How to Play Poker

How to Play Poker


Poker is a card game in which players place bets against each other in order to win the pot. The pot is the total amount of all bets made in a betting round. A player may choose to call, raise or fold. In fixed-limit games a limit is usually set, meaning that a player may not raise by more than the number of chips placed in the pot before him.

There are several different types of poker, each with its own rules. It is important to read the rules of each before playing. This will help you play more confidently and improve your chances of winning. You should also practice with friends or at low-stakes to get a feel for the game. Once you’ve gained some experience, you can gradually move up in stakes.

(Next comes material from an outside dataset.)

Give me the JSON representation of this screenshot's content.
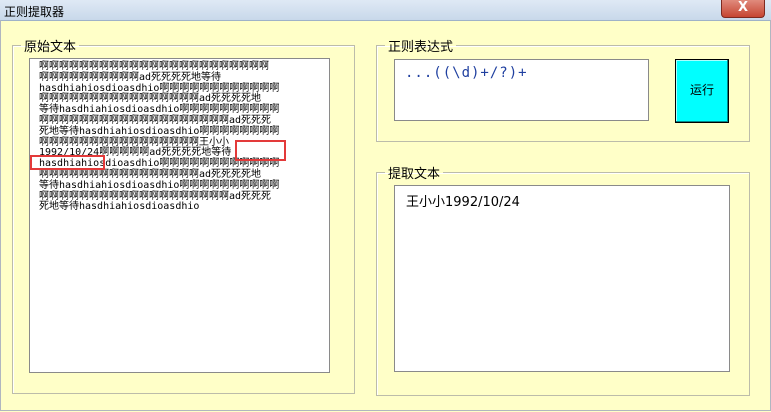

Before any cards are dealt, each player places their bets. These bets can either be ante bets, where everyone puts in the same amount of money, or blind bets, where the player to the left of the dealer makes a small bet and the person to his right places a larger one. After all the bets have been placed, the players will receive their cards.

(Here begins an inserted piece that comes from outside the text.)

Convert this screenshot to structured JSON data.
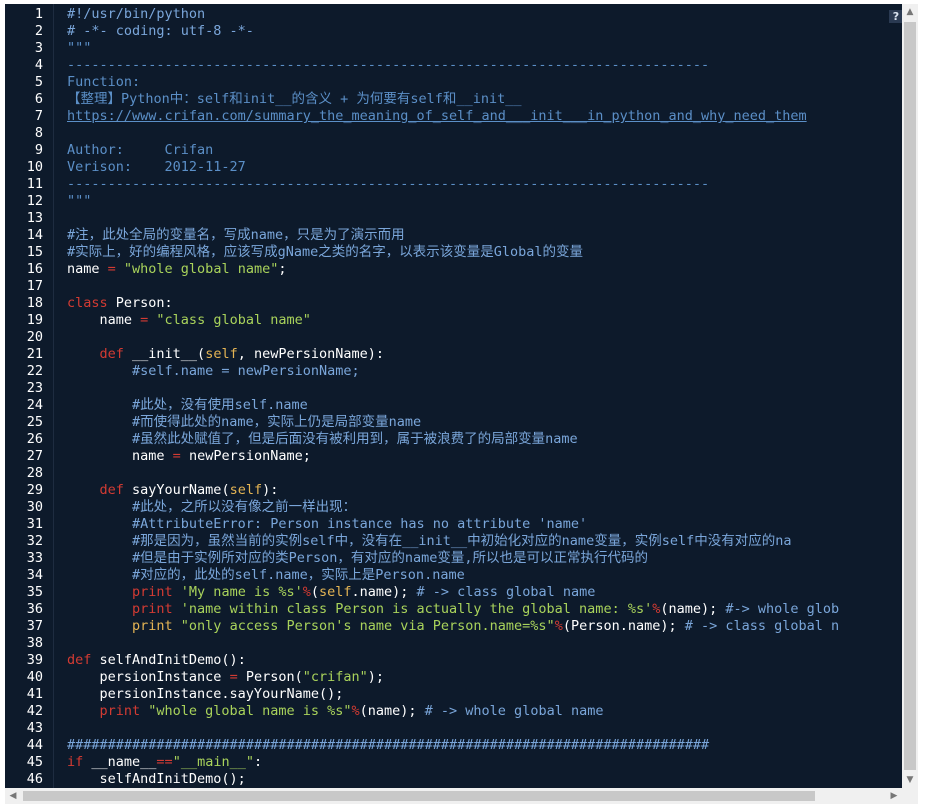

Once the players have their cards, they can decide whether to fold or call the bets that have been placed. If they decide to call, they will put more chips into the pot than their opponents did, and can also raise (put more chips on top of their opponent’s previous bet).

If no players are calling the bets in a hand, then it is likely that they have strong hands and will call to try to improve them. However, if they do not have strong hands then they should fold, as it is unlikely that they will make a good poker hand.

In the case of a call, the players will reveal their cards and the player with the strongest poker hand will win the pot. The other players will be able to see the strength of the other player’s hand and adjust their own decision-making accordingly.

It is important to have patience when playing poker. Avoid playing every hand and wait for strong starting hands like high pairs or cards of the same suit. This will save you a lot of money in the long run and will make you a better player when you do play.

It is also important to study poker hands that went badly for you and work out why they did so, so that you can avoid making the same mistakes in future. Don’t just study the hands that went poorly, though – you should also look at those that went well to learn from them too. This way you will be able to identify what it is about your style that leads to success or failure.